(Data entries)
[Start of Attachment]

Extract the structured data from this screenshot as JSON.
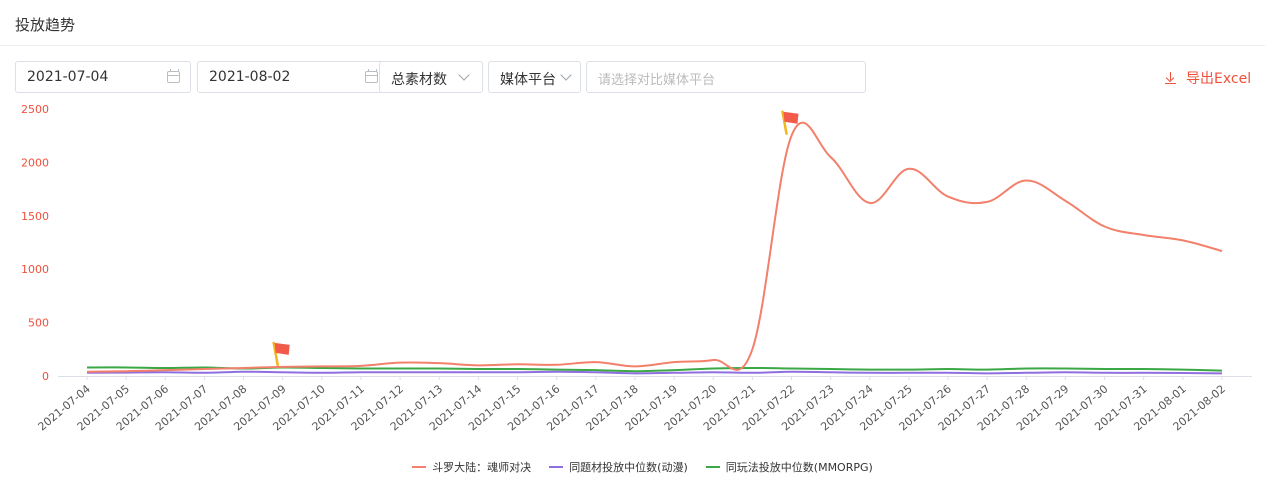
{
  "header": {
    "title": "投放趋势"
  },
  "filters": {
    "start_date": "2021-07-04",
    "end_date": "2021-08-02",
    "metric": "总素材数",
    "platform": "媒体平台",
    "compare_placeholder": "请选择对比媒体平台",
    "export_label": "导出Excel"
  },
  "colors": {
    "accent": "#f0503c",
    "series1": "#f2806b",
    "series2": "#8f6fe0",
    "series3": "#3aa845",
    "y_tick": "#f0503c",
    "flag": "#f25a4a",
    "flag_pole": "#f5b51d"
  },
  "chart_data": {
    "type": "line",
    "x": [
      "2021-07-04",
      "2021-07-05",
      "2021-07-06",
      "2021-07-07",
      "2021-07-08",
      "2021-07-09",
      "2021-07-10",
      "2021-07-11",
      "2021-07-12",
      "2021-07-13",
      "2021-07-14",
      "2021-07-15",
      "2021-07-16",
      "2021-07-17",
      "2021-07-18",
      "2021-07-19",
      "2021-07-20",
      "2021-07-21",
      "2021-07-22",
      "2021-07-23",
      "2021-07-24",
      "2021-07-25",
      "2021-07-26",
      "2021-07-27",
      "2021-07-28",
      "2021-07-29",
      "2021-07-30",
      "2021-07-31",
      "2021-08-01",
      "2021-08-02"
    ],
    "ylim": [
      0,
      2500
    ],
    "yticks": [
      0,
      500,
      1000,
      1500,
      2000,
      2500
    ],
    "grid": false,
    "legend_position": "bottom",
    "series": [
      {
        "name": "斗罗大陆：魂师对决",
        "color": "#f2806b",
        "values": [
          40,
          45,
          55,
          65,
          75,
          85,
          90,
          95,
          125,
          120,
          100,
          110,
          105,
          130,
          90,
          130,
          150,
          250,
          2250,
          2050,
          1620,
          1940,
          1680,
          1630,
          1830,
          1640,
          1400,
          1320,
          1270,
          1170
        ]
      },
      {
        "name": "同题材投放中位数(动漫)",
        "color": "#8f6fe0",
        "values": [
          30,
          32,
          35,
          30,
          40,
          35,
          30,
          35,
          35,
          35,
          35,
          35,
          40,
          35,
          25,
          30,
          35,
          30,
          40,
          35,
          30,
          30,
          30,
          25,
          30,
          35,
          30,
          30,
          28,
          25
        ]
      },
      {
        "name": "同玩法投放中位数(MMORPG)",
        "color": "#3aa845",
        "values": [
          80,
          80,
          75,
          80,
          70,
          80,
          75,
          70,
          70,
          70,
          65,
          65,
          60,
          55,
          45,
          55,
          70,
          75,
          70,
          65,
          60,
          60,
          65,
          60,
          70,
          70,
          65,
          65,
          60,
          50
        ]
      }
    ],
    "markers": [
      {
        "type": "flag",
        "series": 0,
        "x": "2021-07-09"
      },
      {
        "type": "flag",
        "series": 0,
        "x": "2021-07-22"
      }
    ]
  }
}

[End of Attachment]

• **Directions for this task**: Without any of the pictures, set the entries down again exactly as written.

• **Your response**:
Extract the structured data from this screenshot as JSON.
{
  "header": {
    "title": "投放趋势"
  },
  "filters": {
    "start_date": "2021-07-04",
    "end_date": "2021-08-02",
    "metric": "总素材数",
    "platform": "媒体平台",
    "compare_placeholder": "请选择对比媒体平台",
    "export_label": "导出Excel"
  },
  "colors": {
    "accent": "#f0503c",
    "series1": "#f2806b",
    "series2": "#8f6fe0",
    "series3": "#3aa845",
    "y_tick": "#f0503c",
    "flag": "#f25a4a",
    "flag_pole": "#f5b51d"
  },
  "chart_data": {
    "type": "line",
    "x": [
      "2021-07-04",
      "2021-07-05",
      "2021-07-06",
      "2021-07-07",
      "2021-07-08",
      "2021-07-09",
      "2021-07-10",
      "2021-07-11",
      "2021-07-12",
      "2021-07-13",
      "2021-07-14",
      "2021-07-15",
      "2021-07-16",
      "2021-07-17",
      "2021-07-18",
      "2021-07-19",
      "2021-07-20",
      "2021-07-21",
      "2021-07-22",
      "2021-07-23",
      "2021-07-24",
      "2021-07-25",
      "2021-07-26",
      "2021-07-27",
      "2021-07-28",
      "2021-07-29",
      "2021-07-30",
      "2021-07-31",
      "2021-08-01",
      "2021-08-02"
    ],
    "ylim": [
      0,
      2500
    ],
    "yticks": [
      0,
      500,
      1000,
      1500,
      2000,
      2500
    ],
    "grid": false,
    "legend_position": "bottom",
    "series": [
      {
        "name": "斗罗大陆：魂师对决",
        "color": "#f2806b",
        "values": [
          40,
          45,
          55,
          65,
          75,
          85,
          90,
          95,
          125,
          120,
          100,
          110,
          105,
          130,
          90,
          130,
          150,
          250,
          2250,
          2050,
          1620,
          1940,
          1680,
          1630,
          1830,
          1640,
          1400,
          1320,
          1270,
          1170
        ]
      },
      {
        "name": "同题材投放中位数(动漫)",
        "color": "#8f6fe0",
        "values": [
          30,
          32,
          35,
          30,
          40,
          35,
          30,
          35,
          35,
          35,
          35,
          35,
          40,
          35,
          25,
          30,
          35,
          30,
          40,
          35,
          30,
          30,
          30,
          25,
          30,
          35,
          30,
          30,
          28,
          25
        ]
      },
      {
        "name": "同玩法投放中位数(MMORPG)",
        "color": "#3aa845",
        "values": [
          80,
          80,
          75,
          80,
          70,
          80,
          75,
          70,
          70,
          70,
          65,
          65,
          60,
          55,
          45,
          55,
          70,
          75,
          70,
          65,
          60,
          60,
          65,
          60,
          70,
          70,
          65,
          65,
          60,
          50
        ]
      }
    ],
    "markers": [
      {
        "type": "flag",
        "series": 0,
        "x": "2021-07-09"
      },
      {
        "type": "flag",
        "series": 0,
        "x": "2021-07-22"
      }
    ]
  }
}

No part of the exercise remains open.